Emmert column: Summing up five years of columns
Today marks my 116th fitness column for the Post-Bulletin. I penned the first one back on September 15, 2008, five and a half years ago.
Today also marks my final regularly scheduled column for the P-B. Thank you to the P-B for the opportunity, Craig Swalboski, sports editor for your support and to you, the readers, who have approached me throughout the community to tell me how much you have enjoyed my writing.
It has been a fun and very rewarding ride. I have had the opportunity to meet and share with you some wonderful stories of individuals who have used physical activity to improve their lives. They were profiles of individuals who discovered the "magic pill" either through adversity or through their own focus and determination to take control of their physical health.
Today's column will summarize some of my points that I have written over the years.
Many resources and activities
I've been able to share with you the different resources and programs in the Rochester community to help you find that physical activity or activities that you really enjoy. We are blessed in this community to have so many opportunities to engage in physical activity. Those opportunities range from fitness clubs to parks to bike trails to 5 Ks to 10 Ks and beyond.
There is no shortage of activities to get you moving. It's only a matter of weeks now before the world begins to turn green and we all crawl out of our winter caves. Remember the components for success with physical activity; 1. find an activity that you enjoy, 2. find a support system, friends, family or a strategy to hold yourself accountable, and 3. stay consistent.
I have written many times that increased physical activity can benefit you in so many ways. Improved fitness will decrease stress, blood pressure, improve heart health, improve muscle and bone strength, and help you to manage your body weight.
You have the choice to be responsible for your physical health. Unfortunately, too many times we don't appreciate our health until it is taken from us. Don't wait for that to happen. Be proactive. We never hear about the heart attack or stroke that didn't happen.
Athletes, it's that time of the year to put your summer schedule together and decide what you are going to do to become a better player. Were you satisfied with your performance and/or your playing time? If not, what are you going to do to improve your performance? Off-season training includes strength training, speed, agility, and quickness and skills development. Once again, we are blessed in this area to have so many options for programs.
An athlete who prepares his or her self physically for their respective sport(s) can decrease the risk of injury significantly. It's your responsibility to report on the first day in the best possible physical condition you can be in for your respective sport. It's your responsibility to play fair and follow the team/school policies. It's your responsibility to refrain from tobacco, alcohol, and other illegal drugs use. It's your responsibility to support your teammates through the wins and the losses. In team sports, it's a team win and a team loss.
No one athlete can do it solely alone.
Coaches, youth through high school, it's your responsibility to teach the game to your athletes. It's your responsibility to communicate clearly to your athletes your expectations. It's your responsibility to be honest and follow through on what you said you would do.

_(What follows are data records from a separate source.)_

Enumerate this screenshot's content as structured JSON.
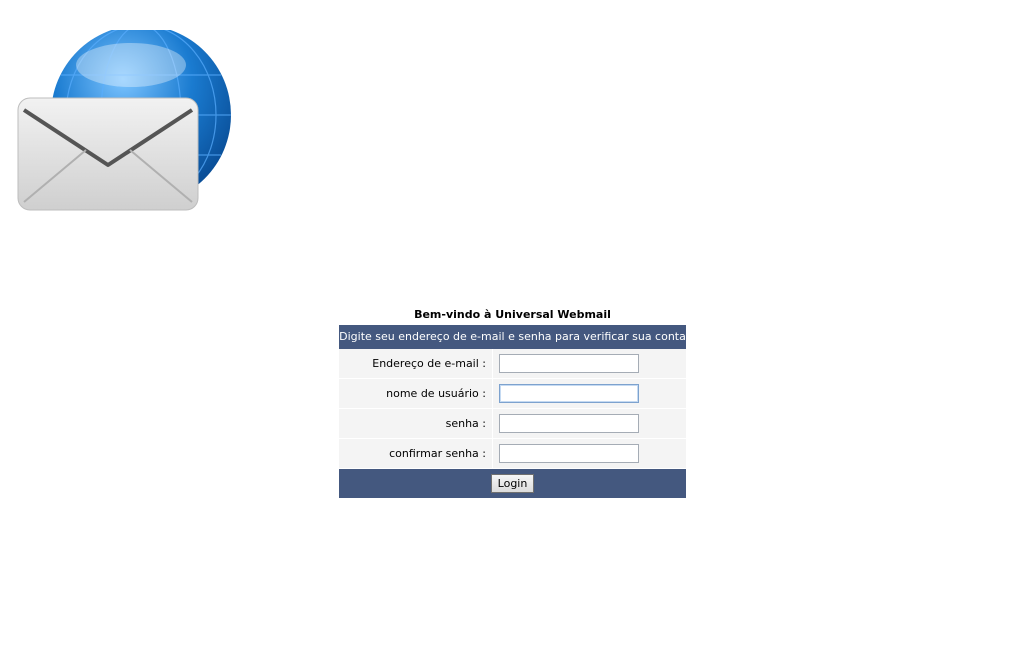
{
  "logo": {
    "icon": "webmail-envelope-globe-icon",
    "colors": {
      "globe": "#1a7bd0",
      "envelope": "#e6e6e6"
    }
  },
  "welcome_title": "Bem-vindo à Universal Webmail",
  "form": {
    "header": "Digite seu endereço de e-mail e senha para verificar sua conta",
    "fields": [
      {
        "label": "Endereço de e-mail :",
        "value": "",
        "placeholder": ""
      },
      {
        "label": "nome de usuário :",
        "value": "",
        "placeholder": ""
      },
      {
        "label": "senha :",
        "value": "",
        "placeholder": ""
      },
      {
        "label": "confirmar senha :",
        "value": "",
        "placeholder": ""
      }
    ],
    "submit_label": "Login"
  },
  "colors": {
    "bar": "#44587f",
    "row_bg": "#f4f4f4"
  }
}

It's not always about the wins and losses. If your athletes had fun and want to play again next year, consider it a successful season.
Parents, it's your responsibility to support your athlete(s) and their team(s). It's their game, not yours. All communication to the coach should go through the athlete. Coaches do want to win and they do want to do what is best for the team. Be realistic. It is only a game. Very few high school athletes have the opportunity to play at the collegiate level. Enjoy their high school years.
As I close out this column, it's time for me to pursue some other writing projects that I have put off over the years. I hope to submit quality pieces to the P-B in the future for publication, but for now, it's time to dust off the ole bike and get her ready for another upcoming season of riding.
I'll see you on the bike trails. Stay safe, keep moving, and stay healthy.
Wes Emmert is Sports and Athletic Performance Manager for the Olmsted Medical Center. If you have have a question, contact firstname.lastname@example.org.